Mérida, July 12, 2021 (venezuelanalysis.com) – The European Union (EU) has sent an “exploratory mission” to Venezuela to assess social and political conditions in the country.
The 15-day mission is similarly charged with judging electoral guarantees and the “utility, convenience and viability” of adding an EU delegation to the typically ample electoral observer teams for the November 21 “mega-elections,” in which more than 100 political parties are vying to elect over 3000 public regional and local officials.
The delegation is considered a further step in smoothing relations between the Caribbean country and the European bloc, with EU Foreign Policy Chief Josep Borrell highlighting a “possible political opening in Venezuela.” Its findings could also have important consequences for the local political scene, with some opposition forces conditioning their electoral participation on the EU’s validation of the process.
The mission, which is made up of four electoral specialists and three EU representatives, arrived in Caracas on Thursday and has already met with National Electoral Council (CNE) authorities, National Assembly President Jorge Rodriguez and Foreign Minister Jorge Arreaza, who highlighted the “favourable political climate” for the upcoming elections.
Equally, it met with prominent opposition representatives from a range of tendencies on Friday. Those participating included the newly reconstituted MUD alliance, Carlos Ocariz (Justice First), Ángelo Palmieri (A New Era) and Roberto Enríquez (COPEI). Likewise present were Freddy Guevara (Popular Will) and Delsa Solórzano (Citizens Encounter), both of whom are close to US-backed opposition frontman Juan Guaidó. A team from Guaidó’s office also recently met with EU representatives in Brussels to reportedly discuss electoral guarantees.
Before returning to Brussels, the EU mission is reportedly due to hold meetings with the Attorney General and Ombudsman’s offices, as well as a range of social movements and NGOs.
The EU followed a number of Latin American nations in backtracking on its recognition of Guaidó as the country’s “interim president” in January, sparking a thawing of relations with Caracas. Despite new sanctions being unveiled in February and a consequent repeat of the 2020 temporary break in diplomatic relations, the bloc recently joined Canada and the US in changing its tone and promising to “review” the blockade should a range of conditions be met, including the implementation of so-called “international standards for democracy.”
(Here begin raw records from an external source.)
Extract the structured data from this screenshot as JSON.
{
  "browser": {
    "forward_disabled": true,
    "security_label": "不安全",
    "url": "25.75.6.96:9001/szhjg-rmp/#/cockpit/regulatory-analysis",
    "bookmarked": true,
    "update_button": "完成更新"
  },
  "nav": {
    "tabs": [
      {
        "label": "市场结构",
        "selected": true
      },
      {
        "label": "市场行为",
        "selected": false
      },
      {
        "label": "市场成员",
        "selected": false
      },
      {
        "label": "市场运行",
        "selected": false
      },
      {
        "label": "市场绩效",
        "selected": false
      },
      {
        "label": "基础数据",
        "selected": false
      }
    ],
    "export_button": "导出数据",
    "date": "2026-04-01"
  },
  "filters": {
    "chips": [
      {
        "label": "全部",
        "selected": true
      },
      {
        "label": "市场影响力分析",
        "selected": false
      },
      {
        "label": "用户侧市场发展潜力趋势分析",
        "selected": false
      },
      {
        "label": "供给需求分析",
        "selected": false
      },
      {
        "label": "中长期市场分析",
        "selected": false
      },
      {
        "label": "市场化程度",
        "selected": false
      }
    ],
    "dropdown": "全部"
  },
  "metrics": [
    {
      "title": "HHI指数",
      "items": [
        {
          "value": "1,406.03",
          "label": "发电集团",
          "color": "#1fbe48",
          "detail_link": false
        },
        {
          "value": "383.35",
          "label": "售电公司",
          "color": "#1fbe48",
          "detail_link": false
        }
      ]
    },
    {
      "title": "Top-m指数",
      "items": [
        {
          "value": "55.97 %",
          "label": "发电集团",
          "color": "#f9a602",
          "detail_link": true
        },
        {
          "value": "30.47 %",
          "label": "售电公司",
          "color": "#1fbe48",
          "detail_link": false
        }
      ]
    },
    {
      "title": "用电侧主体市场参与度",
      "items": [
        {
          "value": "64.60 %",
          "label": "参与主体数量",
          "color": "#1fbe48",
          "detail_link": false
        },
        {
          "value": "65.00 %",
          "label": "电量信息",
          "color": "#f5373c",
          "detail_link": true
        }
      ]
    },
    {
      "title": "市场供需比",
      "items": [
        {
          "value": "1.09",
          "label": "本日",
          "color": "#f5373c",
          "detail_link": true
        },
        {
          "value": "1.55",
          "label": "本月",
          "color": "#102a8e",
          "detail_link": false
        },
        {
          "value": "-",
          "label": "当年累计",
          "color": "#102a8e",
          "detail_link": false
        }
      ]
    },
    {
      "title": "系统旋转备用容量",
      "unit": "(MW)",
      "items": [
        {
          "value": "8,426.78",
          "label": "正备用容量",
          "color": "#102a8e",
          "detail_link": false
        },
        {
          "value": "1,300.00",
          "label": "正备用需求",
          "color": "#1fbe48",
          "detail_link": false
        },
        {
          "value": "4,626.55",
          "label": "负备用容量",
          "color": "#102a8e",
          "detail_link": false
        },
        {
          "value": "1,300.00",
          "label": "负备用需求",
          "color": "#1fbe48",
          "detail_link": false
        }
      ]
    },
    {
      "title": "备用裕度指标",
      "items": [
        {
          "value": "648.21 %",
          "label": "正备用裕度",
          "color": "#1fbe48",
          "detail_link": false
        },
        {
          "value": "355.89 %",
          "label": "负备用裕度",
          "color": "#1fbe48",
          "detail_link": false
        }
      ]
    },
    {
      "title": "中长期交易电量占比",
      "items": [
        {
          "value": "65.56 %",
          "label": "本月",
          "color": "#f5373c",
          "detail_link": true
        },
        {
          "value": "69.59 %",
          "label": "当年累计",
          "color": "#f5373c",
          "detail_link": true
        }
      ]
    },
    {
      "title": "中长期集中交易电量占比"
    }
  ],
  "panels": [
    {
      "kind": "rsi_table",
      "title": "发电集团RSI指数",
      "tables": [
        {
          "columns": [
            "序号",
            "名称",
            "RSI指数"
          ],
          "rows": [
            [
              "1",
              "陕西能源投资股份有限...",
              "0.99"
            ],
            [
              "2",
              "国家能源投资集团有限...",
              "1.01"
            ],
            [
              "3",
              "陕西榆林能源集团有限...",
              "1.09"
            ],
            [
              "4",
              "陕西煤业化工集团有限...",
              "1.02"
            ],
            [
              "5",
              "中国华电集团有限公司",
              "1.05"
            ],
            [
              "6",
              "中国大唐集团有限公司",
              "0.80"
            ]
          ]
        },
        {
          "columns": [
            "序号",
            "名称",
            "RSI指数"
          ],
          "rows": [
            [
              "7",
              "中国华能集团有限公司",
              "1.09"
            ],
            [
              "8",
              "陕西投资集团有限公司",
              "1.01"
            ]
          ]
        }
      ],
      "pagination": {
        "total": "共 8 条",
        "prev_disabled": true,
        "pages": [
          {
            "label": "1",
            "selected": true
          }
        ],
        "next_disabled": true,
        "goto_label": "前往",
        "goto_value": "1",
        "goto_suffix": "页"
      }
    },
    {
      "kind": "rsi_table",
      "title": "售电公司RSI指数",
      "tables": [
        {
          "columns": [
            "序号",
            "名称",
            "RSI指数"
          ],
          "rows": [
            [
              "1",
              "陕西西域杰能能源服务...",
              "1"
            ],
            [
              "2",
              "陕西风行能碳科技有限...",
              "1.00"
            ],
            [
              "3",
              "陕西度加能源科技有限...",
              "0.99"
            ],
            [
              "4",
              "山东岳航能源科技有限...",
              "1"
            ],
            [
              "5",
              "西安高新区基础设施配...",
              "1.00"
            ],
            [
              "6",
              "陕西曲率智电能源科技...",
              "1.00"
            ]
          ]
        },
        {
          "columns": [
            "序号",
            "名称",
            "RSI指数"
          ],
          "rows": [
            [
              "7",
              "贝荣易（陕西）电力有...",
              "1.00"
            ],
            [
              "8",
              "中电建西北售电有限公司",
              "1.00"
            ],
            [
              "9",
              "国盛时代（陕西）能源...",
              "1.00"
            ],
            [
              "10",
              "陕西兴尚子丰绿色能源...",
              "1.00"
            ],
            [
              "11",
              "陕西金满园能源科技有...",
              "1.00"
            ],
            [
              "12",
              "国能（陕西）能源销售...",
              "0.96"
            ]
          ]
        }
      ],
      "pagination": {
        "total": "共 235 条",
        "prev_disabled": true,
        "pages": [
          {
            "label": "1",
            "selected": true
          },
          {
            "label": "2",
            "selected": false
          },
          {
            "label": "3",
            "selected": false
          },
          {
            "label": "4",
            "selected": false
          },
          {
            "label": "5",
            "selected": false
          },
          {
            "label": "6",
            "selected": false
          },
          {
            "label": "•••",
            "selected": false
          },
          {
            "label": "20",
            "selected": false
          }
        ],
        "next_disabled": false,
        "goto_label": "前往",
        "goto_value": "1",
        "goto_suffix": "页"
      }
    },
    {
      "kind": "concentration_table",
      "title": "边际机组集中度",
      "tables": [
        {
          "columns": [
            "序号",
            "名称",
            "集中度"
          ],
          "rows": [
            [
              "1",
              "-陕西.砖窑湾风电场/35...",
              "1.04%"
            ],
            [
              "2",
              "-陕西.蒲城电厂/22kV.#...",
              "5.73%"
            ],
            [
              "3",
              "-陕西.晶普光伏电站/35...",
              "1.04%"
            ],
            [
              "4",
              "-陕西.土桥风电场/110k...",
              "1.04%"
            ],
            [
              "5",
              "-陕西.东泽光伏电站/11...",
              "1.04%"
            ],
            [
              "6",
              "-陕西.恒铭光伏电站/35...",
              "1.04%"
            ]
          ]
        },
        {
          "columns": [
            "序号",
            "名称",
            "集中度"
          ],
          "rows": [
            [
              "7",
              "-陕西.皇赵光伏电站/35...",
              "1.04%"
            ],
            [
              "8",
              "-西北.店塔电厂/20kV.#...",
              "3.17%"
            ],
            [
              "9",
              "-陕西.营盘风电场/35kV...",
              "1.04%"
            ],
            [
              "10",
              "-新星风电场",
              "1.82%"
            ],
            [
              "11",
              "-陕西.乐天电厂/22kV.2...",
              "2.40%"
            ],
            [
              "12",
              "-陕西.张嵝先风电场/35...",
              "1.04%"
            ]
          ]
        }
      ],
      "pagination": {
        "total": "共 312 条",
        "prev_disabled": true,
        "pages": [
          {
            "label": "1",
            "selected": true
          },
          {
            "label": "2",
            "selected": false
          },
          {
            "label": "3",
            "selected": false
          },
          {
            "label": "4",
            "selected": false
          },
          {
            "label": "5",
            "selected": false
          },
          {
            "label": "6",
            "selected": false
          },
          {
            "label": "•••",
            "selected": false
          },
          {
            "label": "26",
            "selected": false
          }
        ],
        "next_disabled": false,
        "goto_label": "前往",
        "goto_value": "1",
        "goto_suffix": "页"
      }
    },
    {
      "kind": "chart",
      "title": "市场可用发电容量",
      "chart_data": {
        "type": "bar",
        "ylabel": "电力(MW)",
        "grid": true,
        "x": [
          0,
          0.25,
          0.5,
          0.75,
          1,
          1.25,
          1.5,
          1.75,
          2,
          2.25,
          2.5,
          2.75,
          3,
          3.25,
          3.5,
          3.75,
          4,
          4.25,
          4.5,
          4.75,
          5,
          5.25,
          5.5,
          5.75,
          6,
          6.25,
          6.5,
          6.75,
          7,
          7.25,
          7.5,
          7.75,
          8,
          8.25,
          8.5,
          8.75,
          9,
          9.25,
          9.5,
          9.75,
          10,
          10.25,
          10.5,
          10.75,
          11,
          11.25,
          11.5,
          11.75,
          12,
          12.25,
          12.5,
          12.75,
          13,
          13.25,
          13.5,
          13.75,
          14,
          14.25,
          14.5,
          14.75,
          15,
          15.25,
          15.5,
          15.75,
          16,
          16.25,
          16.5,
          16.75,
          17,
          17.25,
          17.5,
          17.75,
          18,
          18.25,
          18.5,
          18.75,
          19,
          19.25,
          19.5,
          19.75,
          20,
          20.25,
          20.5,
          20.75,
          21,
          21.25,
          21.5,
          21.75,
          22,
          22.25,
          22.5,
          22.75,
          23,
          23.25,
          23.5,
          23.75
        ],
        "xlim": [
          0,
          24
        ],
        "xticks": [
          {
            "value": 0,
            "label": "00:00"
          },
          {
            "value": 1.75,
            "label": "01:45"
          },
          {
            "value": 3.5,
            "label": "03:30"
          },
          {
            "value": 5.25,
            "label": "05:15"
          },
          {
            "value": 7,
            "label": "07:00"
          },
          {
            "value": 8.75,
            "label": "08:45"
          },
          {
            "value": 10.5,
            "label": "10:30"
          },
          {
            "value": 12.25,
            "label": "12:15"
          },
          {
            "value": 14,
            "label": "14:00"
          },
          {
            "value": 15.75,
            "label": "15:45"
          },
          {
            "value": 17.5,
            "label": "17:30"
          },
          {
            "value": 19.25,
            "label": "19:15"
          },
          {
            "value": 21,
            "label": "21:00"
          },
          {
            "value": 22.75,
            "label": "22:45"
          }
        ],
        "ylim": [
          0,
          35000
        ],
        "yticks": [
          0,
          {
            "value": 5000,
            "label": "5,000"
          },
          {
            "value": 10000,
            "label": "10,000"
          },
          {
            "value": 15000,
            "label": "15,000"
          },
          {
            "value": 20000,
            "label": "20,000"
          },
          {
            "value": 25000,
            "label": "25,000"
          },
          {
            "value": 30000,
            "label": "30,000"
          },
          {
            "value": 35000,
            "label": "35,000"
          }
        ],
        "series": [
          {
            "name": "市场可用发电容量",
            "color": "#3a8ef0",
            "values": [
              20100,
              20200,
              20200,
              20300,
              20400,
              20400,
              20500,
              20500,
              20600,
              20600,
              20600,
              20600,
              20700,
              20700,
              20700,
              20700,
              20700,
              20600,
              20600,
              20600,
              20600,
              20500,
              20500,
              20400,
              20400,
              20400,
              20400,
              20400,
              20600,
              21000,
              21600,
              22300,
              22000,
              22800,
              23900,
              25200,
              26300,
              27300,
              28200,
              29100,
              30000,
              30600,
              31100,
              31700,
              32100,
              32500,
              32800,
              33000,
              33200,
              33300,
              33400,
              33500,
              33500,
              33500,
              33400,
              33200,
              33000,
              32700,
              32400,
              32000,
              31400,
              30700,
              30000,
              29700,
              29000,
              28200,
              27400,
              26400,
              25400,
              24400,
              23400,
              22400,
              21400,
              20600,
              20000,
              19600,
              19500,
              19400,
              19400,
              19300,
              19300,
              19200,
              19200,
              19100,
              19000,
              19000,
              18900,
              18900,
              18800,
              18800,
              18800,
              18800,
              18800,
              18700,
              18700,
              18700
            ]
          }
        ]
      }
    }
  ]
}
The EU has consistently rejected the CNE’s invitations to observe elections, later claiming the processes ̶ including the 2018 presidential and 2020 parliamentary votes ̶ suffered from unspecified and unproven “irregularities” which allegedly undermined their transparency and reliability. In contrast, independent on-the-ground electoral missions have endorsed Venezuela’s mixed electoral system as one of the world’s most transparent and trustworthy.
New government-opposition talks scheduled
Alongside the EU mission, Venezuelan authorities have also reportedly hosted a Norwegian delegation this week to finalize plans for a new round of talks between government and opposition representatives.
According to unnamed sources quoted by Reuters, the negotiations are scheduled to be held in Mexico at the start of August, and will be mediated by “international parties” including the Norwegian government. The sources went on to indicate that “larger” delegations are expected to be involved than in the past in a “more complete and complex process.”
The Venezuelan government has held “fruitful” talks with some of the more moderate opposition factions continuously since September 2019, including former presidential candidates Henri Falcon and Javier Bertucci and the Chamber of Business and Commerce (FEDECAMARAS) and of Industry (FEDEINDUSTRIA). The talks have delivered concrete results with regards to increased opposition participation in the December 2020 legislative elections, consensual electoral guarantees, and the release of a number of detained opposition activists.
Previous attempts to sit down with the US-backed opposition, however, have failed on multiple occasions. In 2019, talks held in both Norway and Barbados collapsed after government representatives walked away following the imposition of new wide-reaching US sanctions. Likewise, in 2017-8, opposition leaders abandoned talks in the Dominican Republic, reportedly after Secretary of State Rex Tillerson phoned lead negotiator Julio Borges.
Both Guaidó and President Nicolás Maduro have placed conditions on any new talks, with the former pressing for “free and fair” electoral guarantees led by EU observers and the government calling for a lifting of the blockade against the country and the return of frozen or seized assets.
However, tensions ran high between the Guaidó camp and government forces on Monday after the former National Assembly president denounced that police had entered his home and threatened him. Moments before, Guaidó ally Guevara was detained on a Caracas highway.
[UPDATE] On Monday afternoon, the attorney general’s office confirmed Guevara’s arrest, accusing him of ties to “Colombian extremist and paramilitary groups.” The former deputy will be charged with terrorism, criminal association, anti-constitutional activities and treason.
In response to the arrest, Human Rights Watch Americas Director José Miguel Vivanco claimed that it nullified any potential participation of the Guaidó camp in the upcoming elections, linking it to the presence of the EU exploratory mission.